Document all the migration steps, preferably to the point you can cut and paste commands.  Include any discrepancies discovered, special commands to run, access to all needed systems, names of relevant people, areas that need further investigation, and basically anything else you would want handed to you if you were starting on this project.  This helps immensely if you need to pass off the project, or come back to it later (even just a few days), and provides documentation of entities on the old and new system.

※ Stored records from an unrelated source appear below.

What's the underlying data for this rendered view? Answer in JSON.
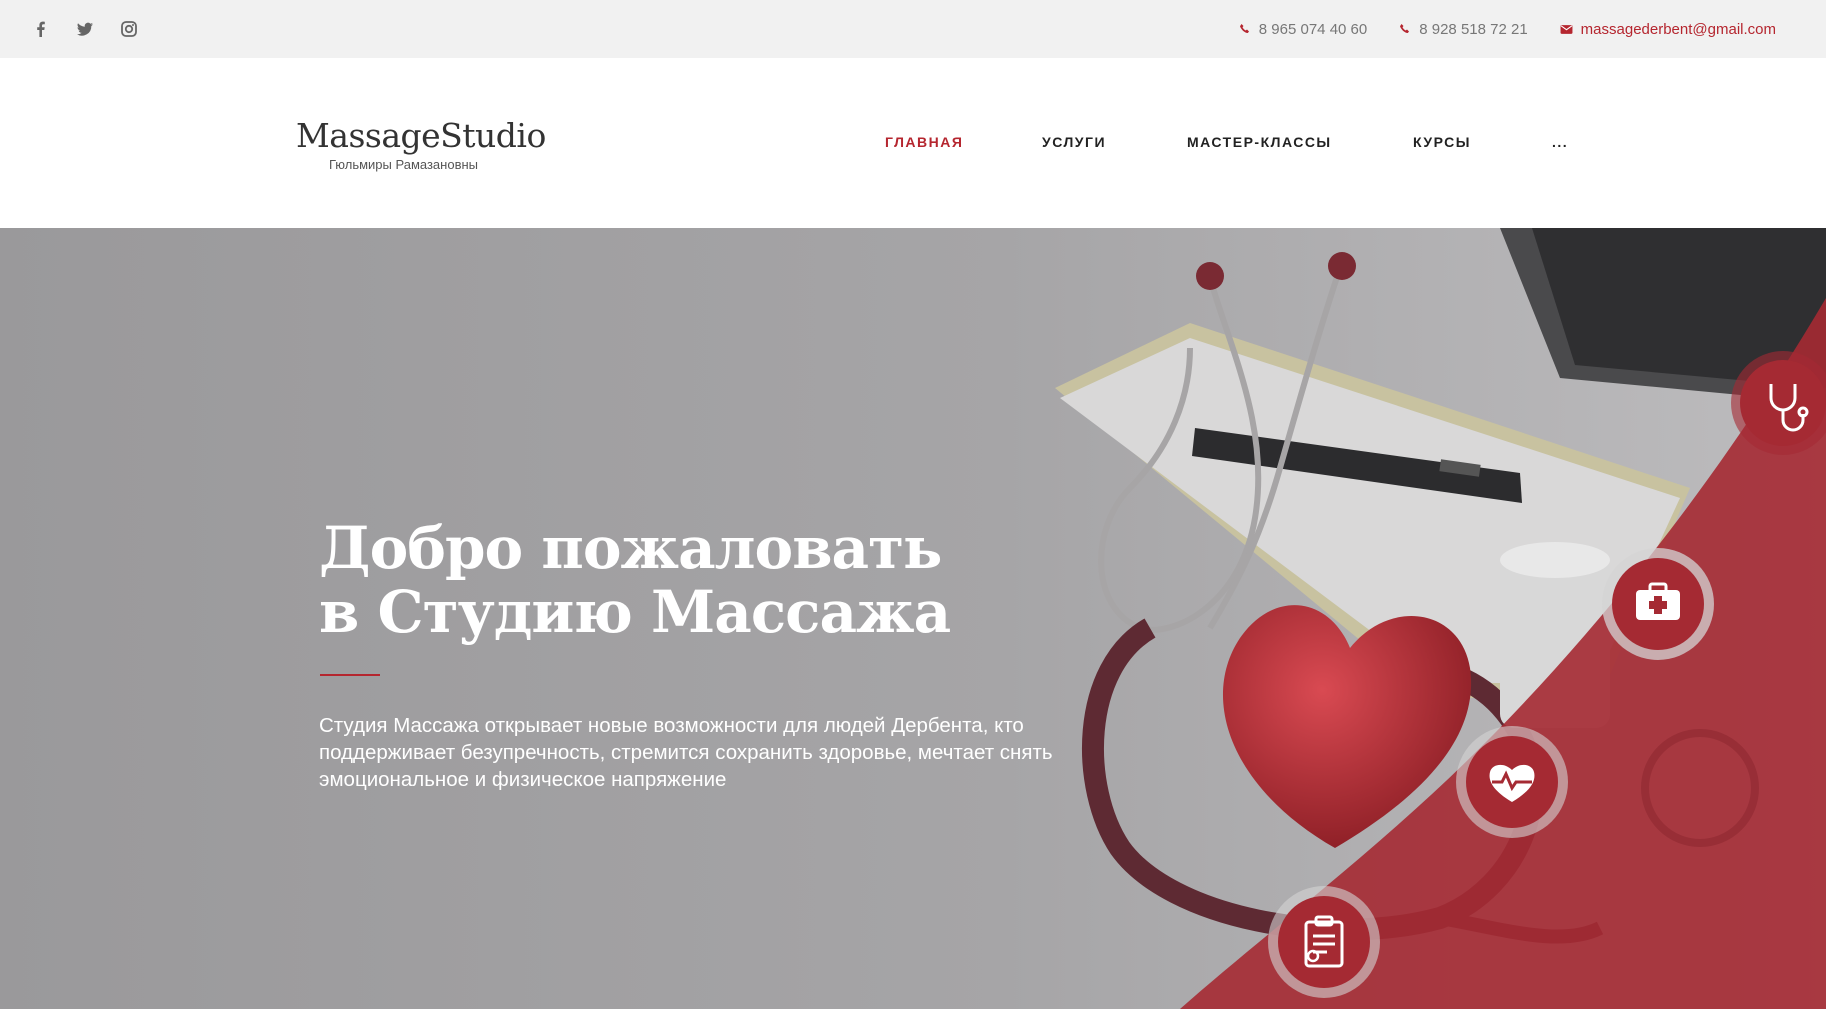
{
  "topbar": {
    "social": [
      "facebook-icon",
      "twitter-icon",
      "instagram-icon"
    ],
    "phones": [
      "8 965 074 40 60",
      "8 928 518 72 21"
    ],
    "email": "massagederbent@gmail.com"
  },
  "logo": {
    "title": "MassageStudio",
    "subtitle": "Гюльмиры Рамазановны"
  },
  "nav": {
    "items": [
      "ГЛАВНАЯ",
      "УСЛУГИ",
      "МАСТЕР-КЛАССЫ",
      "КУРСЫ",
      "..."
    ],
    "active_index": 0
  },
  "hero": {
    "title": "Добро пожаловать в Студию Массажа",
    "text": "Студия Массажа открывает новые возможности для людей Дербента, кто поддерживает безупречность, стремится сохранить здоровье, мечтает снять эмоциональное и физическое напряжение",
    "feature_icons": [
      "stethoscope-icon",
      "first-aid-kit-icon",
      "heart-pulse-icon",
      "clipboard-icon"
    ]
  },
  "colors": {
    "accent": "#b5262f",
    "topbar_bg": "#f1f1f1",
    "hero_overlay": "#9a999b",
    "hero_panel": "#a52a33"
  }
}
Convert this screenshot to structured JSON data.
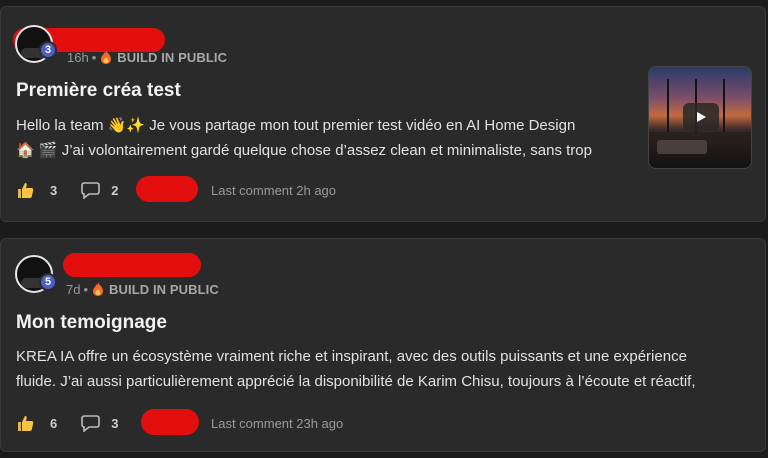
{
  "posts": [
    {
      "level": "3",
      "time": "16h",
      "category_icon": "fire-icon",
      "category": "BUILD IN PUBLIC",
      "title": "Première créa test",
      "body_lines": [
        "Hello la team  👋✨  Je vous partage mon tout premier test vidéo en AI Home Design",
        "🏠 🎬 J’ai volontairement gardé quelque chose d’assez clean et minimaliste, sans trop"
      ],
      "has_video_thumbnail": true,
      "likes": "3",
      "comments": "2",
      "last_comment": "Last comment 2h ago"
    },
    {
      "level": "5",
      "time": "7d",
      "category_icon": "fire-icon",
      "category": "BUILD IN PUBLIC",
      "title": "Mon temoignage",
      "body_lines": [
        "KREA IA offre un écosystème vraiment riche et inspirant, avec des outils puissants et une expérience",
        "fluide. J’ai aussi particulièrement apprécié la disponibilité de Karim Chisu, toujours à l’écoute et réactif,"
      ],
      "has_video_thumbnail": false,
      "likes": "6",
      "comments": "3",
      "last_comment": "Last comment 23h ago"
    }
  ],
  "colors": {
    "background": "#1b1b1b",
    "card": "#2a2a2a",
    "level_badge": "#4b5fc4",
    "redaction": "#e30f0f"
  }
}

Write scripts wherever possible, but don’t try to script the whole process. Access to different servers can be hard to automate.  Use whatever language you feel is best for these scripts.  I’ve used bash, sql, perl, and awk/sed, but I don’t shy away from a compiled language like java, especially if a library exists that can save me time.  Make sure to put these scripts into version control, and document the purpose with comments at the top and a good name.  I wouldn’t worry too much about unit testing or refactoring this software, because chances are it will be seldom used once the migration occurs.

Get familiar with the concatenate function of your database.  Using queries to write DDL for the new system based on data from the old system can save you writing a script in an imperative language.  When migrating from Expression Engine to WordPress, I used a statement like <code>select concat(‘update wp_comments set comment_author_email = ”’,email,”’ where comment_author = ”’,name,”’;’) from exp_comments where name in (select distinct(name) from exp_comments);</code> to generate an update statement for WordPress for each comment author in the EE database.

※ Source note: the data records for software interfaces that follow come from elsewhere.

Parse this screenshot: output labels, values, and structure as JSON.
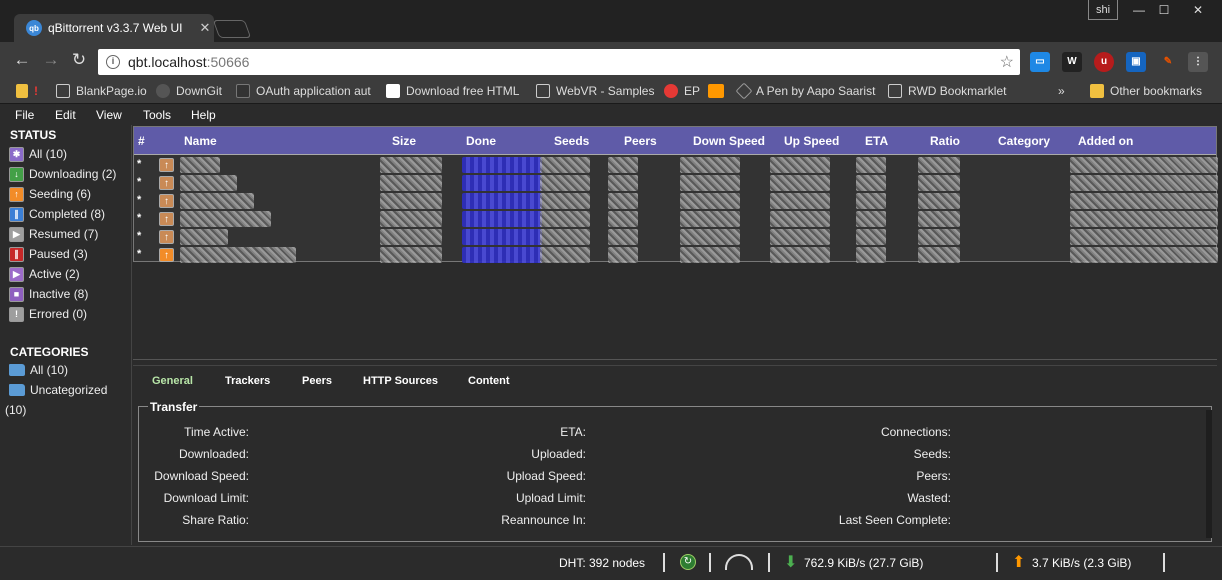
{
  "browser": {
    "tab_title": "qBittorrent v3.3.7 Web UI",
    "favicon": "qb",
    "profile": "shi",
    "url_host": "qbt.localhost",
    "url_port": ":50666",
    "bookmarks": [
      "BlankPage.io",
      "DownGit",
      "OAuth application aut",
      "Download free HTML",
      "WebVR - Samples",
      "EP",
      "A Pen by Aapo Saarist",
      "RWD Bookmarklet"
    ],
    "other_bookmarks": "Other bookmarks"
  },
  "menu": [
    "File",
    "Edit",
    "View",
    "Tools",
    "Help"
  ],
  "sidebar": {
    "status_heading": "STATUS",
    "status": [
      {
        "label": "All (10)",
        "color": "#8a6bc9",
        "glyph": "✱"
      },
      {
        "label": "Downloading (2)",
        "color": "#43a047",
        "glyph": "↓"
      },
      {
        "label": "Seeding (6)",
        "color": "#f28c28",
        "glyph": "↑"
      },
      {
        "label": "Completed (8)",
        "color": "#3b7fd6",
        "glyph": "∥"
      },
      {
        "label": "Resumed (7)",
        "color": "#9e9e9e",
        "glyph": "▶"
      },
      {
        "label": "Paused (3)",
        "color": "#c62828",
        "glyph": "∥"
      },
      {
        "label": "Active (2)",
        "color": "#9c6bc9",
        "glyph": "▶"
      },
      {
        "label": "Inactive (8)",
        "color": "#8e5fbf",
        "glyph": "■"
      },
      {
        "label": "Errored (0)",
        "color": "#9e9e9e",
        "glyph": "!"
      }
    ],
    "categories_heading": "CATEGORIES",
    "categories": [
      "All (10)",
      "Uncategorized"
    ],
    "categories_overflow": "(10)"
  },
  "table": {
    "columns": [
      "#",
      "Name",
      "Size",
      "Done",
      "Seeds",
      "Peers",
      "Down Speed",
      "Up Speed",
      "ETA",
      "Ratio",
      "Category",
      "Added on"
    ],
    "rows": [
      "*",
      "*",
      "*",
      "*",
      "*",
      "*"
    ]
  },
  "panel_tabs": [
    "General",
    "Trackers",
    "Peers",
    "HTTP Sources",
    "Content"
  ],
  "transfer": {
    "legend": "Transfer",
    "col1": [
      "Time Active:",
      "Downloaded:",
      "Download Speed:",
      "Download Limit:",
      "Share Ratio:"
    ],
    "col2": [
      "ETA:",
      "Uploaded:",
      "Upload Speed:",
      "Upload Limit:",
      "Reannounce In:"
    ],
    "col3": [
      "Connections:",
      "Seeds:",
      "Peers:",
      "Wasted:",
      "Last Seen Complete:"
    ]
  },
  "status": {
    "dht": "DHT: 392 nodes",
    "down": "762.9 KiB/s (27.7 GiB)",
    "up": "3.7 KiB/s (2.3 GiB)"
  }
}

Think about data types and representations.  Especially if you are moving from one database to another.  When I was moving from MSSQL to MySQL, date fields were particularly thorny.

Realize that these types of projects are typically difficult slogs.  There were moments where I despaired of ever getting through the migration in a timely fashion.  To do it right, you need a fantastic attention to detail, an understanding of the business needs, and an ability to drive things through to the finish.  All of this can be pretty draining–I find it far more draining than bug fixing or building new features.

Control the old and new systems–try to not have new capabilities added during the migration.  If you can’t guarantee that, can the migration wait until the new and old systems stabilize?  If not, checkpoint the migration against the new capabilities during the process, and realize that you are introducing a lot of extra work and complexity into an already complex process.

Have a staging system where you can practice your migrations without affecting anyone.  Plan to go through at least two or three of these new staging systems so that you can get the migration steps solid before you touch production.  Start from a clean slate each time so no time is spent chasing phantom bugs from a previous migration that didn’t finish or wasn’t entirely correct.  This is what makes the migration documentation you write so important.  Be aware that the new stage system and the new production system will not necessarily be the same.

Lastly, avoid committing to a schedule if at all possible.  And if you must, pad it and only commit after you’ve done a thorough analysis.  Because there are so many hidey holes and areas of the old system that you won’t understand, there is a high probability that you’ll be discovering new issues and data you need to migrate halfway through the project.  (This is a special case of the requirements nightmare known as ‘build system B that acts exactly like system A’.)  Communicate progress to the business.

While this is not my favorite type of project, when done well it can have tremendous business value.  Combining newer, more flexible systems with rich older data, without re keying the data, can make system users much happier.  In some cases, if there is no migration, the newer system simply can’t be used.